_WHAT THE EXERCISE ASKS_:
Scan the material below for the word "false", then copy every line in which it appears.

-=-=-=-=-

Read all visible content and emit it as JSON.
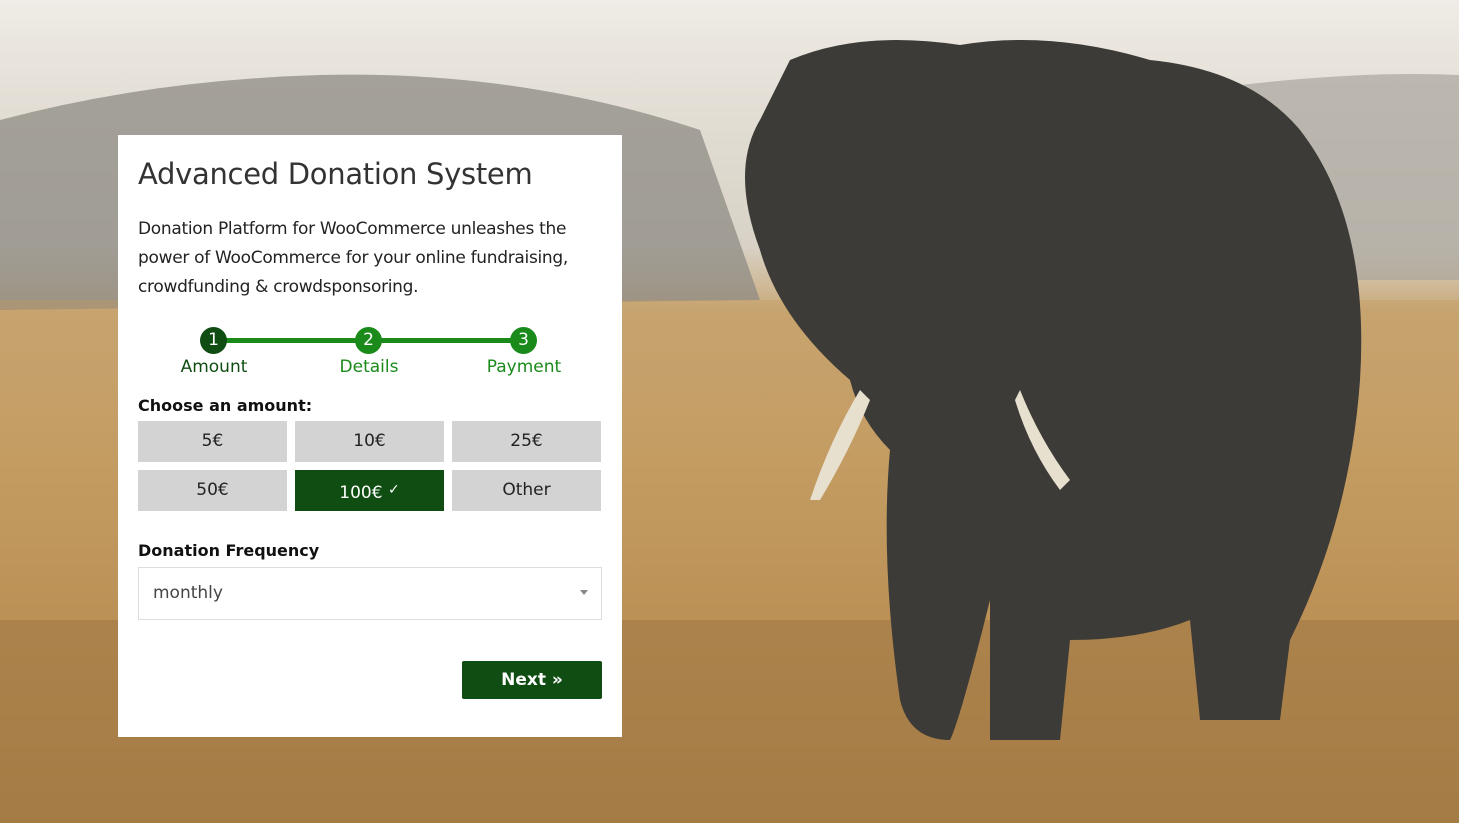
{
  "card": {
    "title": "Advanced Donation System",
    "description": "Donation Platform for WooCommerce unleashes the power of WooCommerce for your online fundraising, crowdfunding & crowdsponsoring.",
    "steps": [
      {
        "number": "1",
        "label": "Amount",
        "active": true
      },
      {
        "number": "2",
        "label": "Details",
        "active": false
      },
      {
        "number": "3",
        "label": "Payment",
        "active": false
      }
    ],
    "amount_label": "Choose an amount:",
    "amounts": [
      "5€",
      "10€",
      "25€",
      "50€",
      "100€",
      "Other"
    ],
    "selected_amount": "100€",
    "selected_check": "✓",
    "frequency_label": "Donation Frequency",
    "frequency_value": "monthly",
    "next_label": "Next »"
  },
  "colors": {
    "primary_dark": "#0f4d12",
    "step_green": "#1a8a1a",
    "amount_bg": "#d3d3d3"
  }
}
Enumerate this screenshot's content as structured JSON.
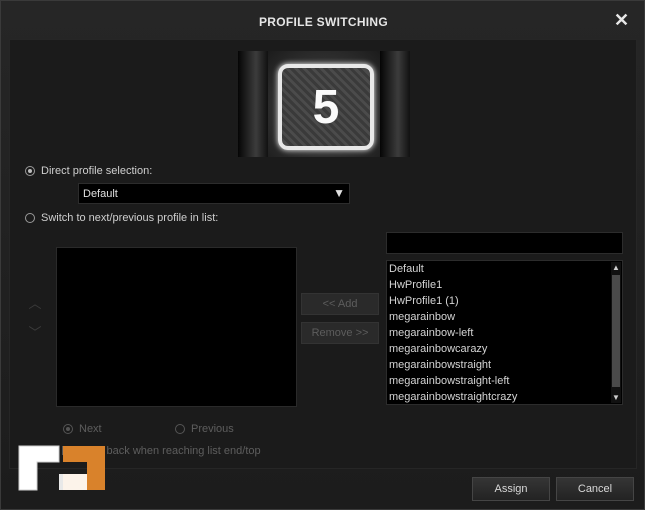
{
  "dialog": {
    "title": "PROFILE SWITCHING",
    "close_glyph": "✕"
  },
  "badge": {
    "number": "5"
  },
  "direct": {
    "label": "Direct profile selection:",
    "selected": true,
    "dropdown_value": "Default",
    "dropdown_arrow": "▼"
  },
  "next_prev": {
    "label": "Switch to next/previous profile in list:",
    "selected": false
  },
  "order_buttons": {
    "up_glyph": "︿",
    "down_glyph": "﹀"
  },
  "transfer": {
    "add_label": "<< Add",
    "remove_label": "Remove >>"
  },
  "profiles": {
    "items": [
      "Default",
      "HwProfile1",
      "HwProfile1 (1)",
      "megarainbow",
      "megarainbow-left",
      "megarainbowcarazy",
      "megarainbowstraight",
      "megarainbowstraight-left",
      "megarainbowstraightcrazy"
    ],
    "scroll_up_glyph": "▲",
    "scroll_down_glyph": "▼"
  },
  "direction": {
    "next_label": "Next",
    "previous_label": "Previous",
    "next_selected": true
  },
  "loop": {
    "label": "Loop back when reaching list end/top",
    "checked": false
  },
  "footer": {
    "assign_label": "Assign",
    "cancel_label": "Cancel"
  },
  "colors": {
    "background": "#1e1e1e",
    "field": "#000000",
    "text": "#d0d0d0",
    "disabled_text": "#5e5e5e",
    "logo_orange": "#d9822b"
  }
}
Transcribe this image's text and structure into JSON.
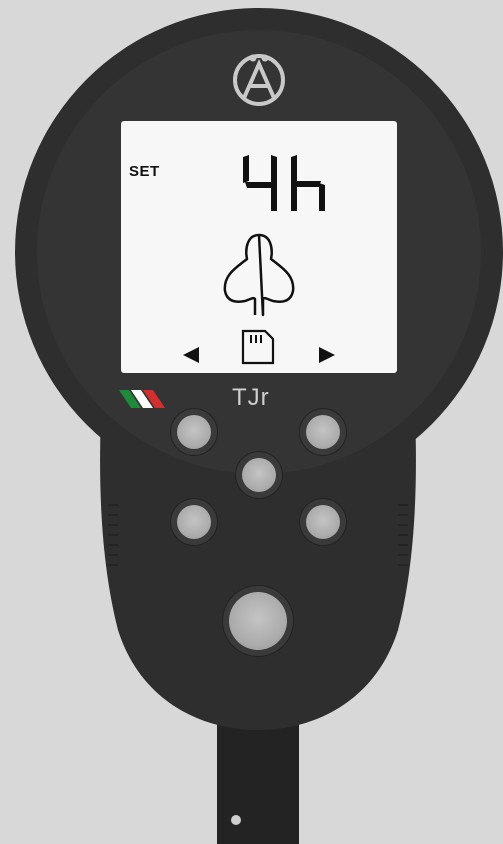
{
  "device": {
    "logo_icon": "brand-logo-icon",
    "brand_text": "TJr",
    "flag_colors": [
      "#1e8a3a",
      "#ffffff",
      "#d32f2f"
    ]
  },
  "screen": {
    "mode_label": "SET",
    "value_text": "4h",
    "saddle_icon": "saddle-icon",
    "storage_icon": "sd-card-icon",
    "left_arrow_icon": "arrow-left-icon",
    "right_arrow_icon": "arrow-right-icon"
  },
  "buttons": [
    {
      "name": "top-left-button"
    },
    {
      "name": "top-right-button"
    },
    {
      "name": "center-button"
    },
    {
      "name": "middle-left-button"
    },
    {
      "name": "middle-right-button"
    },
    {
      "name": "main-button"
    }
  ],
  "colors": {
    "body": "#2e2e2e",
    "screen": "#f7f7f7",
    "button": "#b2b2b2",
    "background": "#d8d8d8"
  }
}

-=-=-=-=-

_ANSWER TO THIS EXERCISE_:
        "active": false
        "active": false
    "selected": false
    "checked": false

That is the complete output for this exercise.